Actually he’s ahead in the polls.

You’re being facetious (I hope), but, of course, the bettors are betting on EC results, which determine who becomes president, and Obama still is the slight leader in that. With the data available, I would expect bettors to slightly favor Obama, and that does seem to be the case.

The obvious solution: if you think the line is that wrong because of manipulation, bet the other way and not only will you help move the line in your guy’s favor, but you’ll make a profit.

This is why betting markets tend to be accurate - they are self-correcting.

Well, yes, that’s obvious, as the talk about “arbitrageurs” in this thread shows. There still is a weird discrepancy between InTrade and BetFair, and I assume that’s due to different groups of betting pools. Otherwise, those two should converge, no? If you have easy access to both markets, depending on the vig, you should be able to arbitrage your bets and bring the two markets closer in line to each other.

Or is something wrong with my logic?

Romney tried to bet $10k during the Republican debates. Maybe it was him.

Well we already know the political markets aren’t working well because there is a big arbitrage opportunity between Intrade and Betfair which has apparently existed for weeks. And there now seems to be evidence of direct market manipulation of Intrade. So personally I would be rather skeptical of using it as a guide to the state of the race.

Nate Silver tweets: Intrade is overrated but useful. Same goes for 538. Both add value vs. most horse race coverage, but that’s a low bar to clear.

Important to note, however, that Intrade is an outlier vs. other prediction markets and sportsbooks.

Guess I’ll have to do the whole thought dump on Intrade for tomorrow’s column. As for the OP, Romney’s team is claiming they have momentum and in a thin betting market, $100,000 is essentially a reasonably priced ad-buy. Josh Marshall: The Romney camp is trying to pull a classic confidence move to convince gullible reporters that their campaign is on the move and they’re confident of victory — despite the fact that the evidence suggests the race has stabilized or is even, ever so slightly, trending back to President Obama. Karl Rove poured money into California at the end of the 2000 race on the theory that the undecided break for the candidate with the momentum. The Romney team has apparently bought into that. Whether or not the public follows intrade, reporters do and this colors their stories.

MfM concludes:

Ka- ching!

Which begs the question,

if either campaign is buying intrade to try and influence opinion - is it legal?

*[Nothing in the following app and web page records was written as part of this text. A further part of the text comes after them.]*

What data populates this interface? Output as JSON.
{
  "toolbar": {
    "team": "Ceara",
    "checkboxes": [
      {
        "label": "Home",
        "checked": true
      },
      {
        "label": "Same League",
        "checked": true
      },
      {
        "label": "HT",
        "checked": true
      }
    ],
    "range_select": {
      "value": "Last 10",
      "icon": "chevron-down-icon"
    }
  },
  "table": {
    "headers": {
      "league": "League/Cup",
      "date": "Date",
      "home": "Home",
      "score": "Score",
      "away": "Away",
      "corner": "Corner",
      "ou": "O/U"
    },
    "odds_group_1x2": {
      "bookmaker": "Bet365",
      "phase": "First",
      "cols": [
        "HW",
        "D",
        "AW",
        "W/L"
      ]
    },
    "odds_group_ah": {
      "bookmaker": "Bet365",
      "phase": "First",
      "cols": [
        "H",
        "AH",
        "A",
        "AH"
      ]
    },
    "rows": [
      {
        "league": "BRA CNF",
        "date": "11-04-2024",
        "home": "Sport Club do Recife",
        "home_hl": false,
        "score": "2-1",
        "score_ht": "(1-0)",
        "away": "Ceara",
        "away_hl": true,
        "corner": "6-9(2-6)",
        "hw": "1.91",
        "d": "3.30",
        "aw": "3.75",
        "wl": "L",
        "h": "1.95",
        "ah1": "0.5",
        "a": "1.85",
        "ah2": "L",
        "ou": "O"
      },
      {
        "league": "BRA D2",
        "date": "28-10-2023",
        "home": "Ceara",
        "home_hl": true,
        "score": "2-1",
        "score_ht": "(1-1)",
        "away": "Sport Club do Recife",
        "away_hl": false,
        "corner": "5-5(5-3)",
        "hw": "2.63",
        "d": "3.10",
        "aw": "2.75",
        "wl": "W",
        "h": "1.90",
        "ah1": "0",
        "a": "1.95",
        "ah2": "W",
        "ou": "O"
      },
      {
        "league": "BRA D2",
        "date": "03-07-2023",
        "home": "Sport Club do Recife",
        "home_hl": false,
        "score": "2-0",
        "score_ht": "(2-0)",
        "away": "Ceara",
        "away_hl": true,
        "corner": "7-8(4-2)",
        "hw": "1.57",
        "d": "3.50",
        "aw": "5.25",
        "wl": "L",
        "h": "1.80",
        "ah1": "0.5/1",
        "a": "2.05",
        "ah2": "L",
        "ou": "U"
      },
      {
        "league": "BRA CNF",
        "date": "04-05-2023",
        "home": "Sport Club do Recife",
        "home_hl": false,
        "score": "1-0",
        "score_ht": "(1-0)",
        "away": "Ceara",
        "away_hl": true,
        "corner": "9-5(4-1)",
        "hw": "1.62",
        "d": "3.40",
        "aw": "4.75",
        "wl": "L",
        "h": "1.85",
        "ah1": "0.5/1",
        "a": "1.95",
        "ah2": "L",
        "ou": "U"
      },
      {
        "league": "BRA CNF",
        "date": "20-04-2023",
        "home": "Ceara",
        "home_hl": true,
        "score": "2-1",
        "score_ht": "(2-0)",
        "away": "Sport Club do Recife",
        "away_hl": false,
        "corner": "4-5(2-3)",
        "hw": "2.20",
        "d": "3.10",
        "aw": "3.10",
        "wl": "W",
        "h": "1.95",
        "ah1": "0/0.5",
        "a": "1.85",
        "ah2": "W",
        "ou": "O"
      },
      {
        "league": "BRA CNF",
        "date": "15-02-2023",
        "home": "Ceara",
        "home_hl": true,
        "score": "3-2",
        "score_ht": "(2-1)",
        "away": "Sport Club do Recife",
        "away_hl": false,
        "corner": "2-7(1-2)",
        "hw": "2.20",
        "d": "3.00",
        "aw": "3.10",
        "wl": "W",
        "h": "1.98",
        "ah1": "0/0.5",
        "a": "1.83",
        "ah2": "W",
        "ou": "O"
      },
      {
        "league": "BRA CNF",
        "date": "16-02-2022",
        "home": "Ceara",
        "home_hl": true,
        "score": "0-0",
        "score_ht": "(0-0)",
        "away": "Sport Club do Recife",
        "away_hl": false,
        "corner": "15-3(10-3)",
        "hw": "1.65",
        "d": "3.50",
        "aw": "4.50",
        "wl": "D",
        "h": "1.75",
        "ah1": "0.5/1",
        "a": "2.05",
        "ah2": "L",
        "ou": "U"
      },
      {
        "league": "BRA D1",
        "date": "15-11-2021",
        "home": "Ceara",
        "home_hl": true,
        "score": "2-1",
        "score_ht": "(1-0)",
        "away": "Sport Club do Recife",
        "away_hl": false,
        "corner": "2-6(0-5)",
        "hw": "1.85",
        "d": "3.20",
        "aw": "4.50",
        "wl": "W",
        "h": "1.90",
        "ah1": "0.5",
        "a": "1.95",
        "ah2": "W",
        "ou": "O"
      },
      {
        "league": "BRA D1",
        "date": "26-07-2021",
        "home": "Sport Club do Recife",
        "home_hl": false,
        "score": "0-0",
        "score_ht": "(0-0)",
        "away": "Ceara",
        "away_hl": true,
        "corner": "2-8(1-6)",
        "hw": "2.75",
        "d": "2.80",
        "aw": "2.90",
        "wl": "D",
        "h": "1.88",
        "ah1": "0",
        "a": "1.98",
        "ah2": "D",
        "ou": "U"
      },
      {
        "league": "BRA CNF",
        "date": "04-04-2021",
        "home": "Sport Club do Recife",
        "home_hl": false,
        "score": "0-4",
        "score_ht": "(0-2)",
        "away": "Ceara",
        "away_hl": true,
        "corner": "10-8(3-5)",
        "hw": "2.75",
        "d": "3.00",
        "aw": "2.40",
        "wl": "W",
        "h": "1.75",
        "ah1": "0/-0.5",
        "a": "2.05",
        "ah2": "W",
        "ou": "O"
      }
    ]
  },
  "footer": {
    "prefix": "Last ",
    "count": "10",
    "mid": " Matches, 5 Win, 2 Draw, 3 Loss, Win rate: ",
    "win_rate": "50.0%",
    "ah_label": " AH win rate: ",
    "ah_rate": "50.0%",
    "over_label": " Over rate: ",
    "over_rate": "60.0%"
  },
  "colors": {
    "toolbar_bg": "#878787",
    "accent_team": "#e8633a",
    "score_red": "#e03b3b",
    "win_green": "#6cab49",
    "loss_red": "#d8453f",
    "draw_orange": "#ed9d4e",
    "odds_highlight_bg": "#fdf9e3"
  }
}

Again: there has to be significant money involved for this to be true. A London trader showed up, saying he has a $20,000 arbitrage profit locked in. I wouldn’t scoff at that sum, but it’s insignificant to someone willing to spend that much to dine with one of the candidates. If the Koch Brothers have decided that changing the odds on Intrade is good for them, a tiny financial loss is not going to dissuade them.